And also do not forget that Greater Manchester are going to build 2200 houses at Woodford, which are near the river Dean, which would provide and easy pipe run to Wilmslow's Sewage Farm, as it is on the Dean, but a very restricted site
James MacDonald
Wednesday 1st February 2017 at 11:12 pm
Their motto, build the houses and the new services will follow.

Reality, build the houses and the existing services will suffer.
Thursday 2nd February 2017 at 9:02 am
I really don't know why Cheshire East is so pleased with themselves over this plan. As far as I can see they have given in to every demand of developers. Take the Heathfield Farm allocation as an example. The entrance to this proposed site was directly on the roundabout. Much stamping of feet by developers and what does Cheshire East do, - but shift the entrance to the other side of the roundabout - to make it easier when they want to develop the safeguarded land. That is not a negotiation - but a capitulation.

At the end of this whole process I will only have one question. How much did it cost them to get a London QC (not even a Manchester one who could have lived at home), to attend for the entire sessions of the last round of the Local Plan Examination. Will this be another set of accounts of redacted information?
Terry Roeves
Thursday 2nd February 2017 at 9:19 am
Hundreds and hundreds more pages to read, with so little time. Vast majority of public will not bother, because views have been and continue to be ignored. CEC and developers have already decided our future.

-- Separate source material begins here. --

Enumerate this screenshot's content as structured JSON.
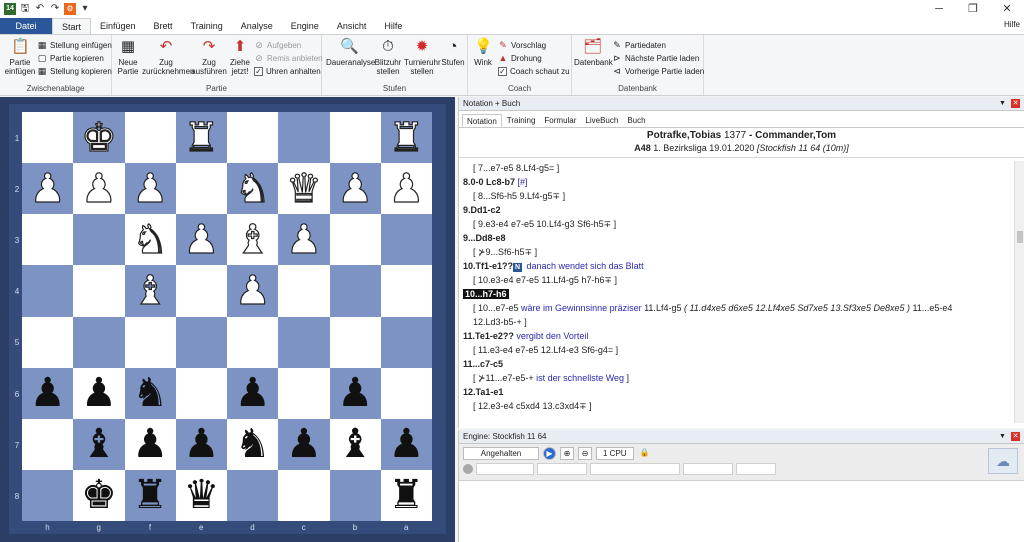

I'm sure that, as before, experienced staff at Residents of Wilmslow will take the time necessary to review and comment to the Inspector. What other party can help us residents? I don't see one at the moment. We really do need more Independent Cllrs for checks and balances.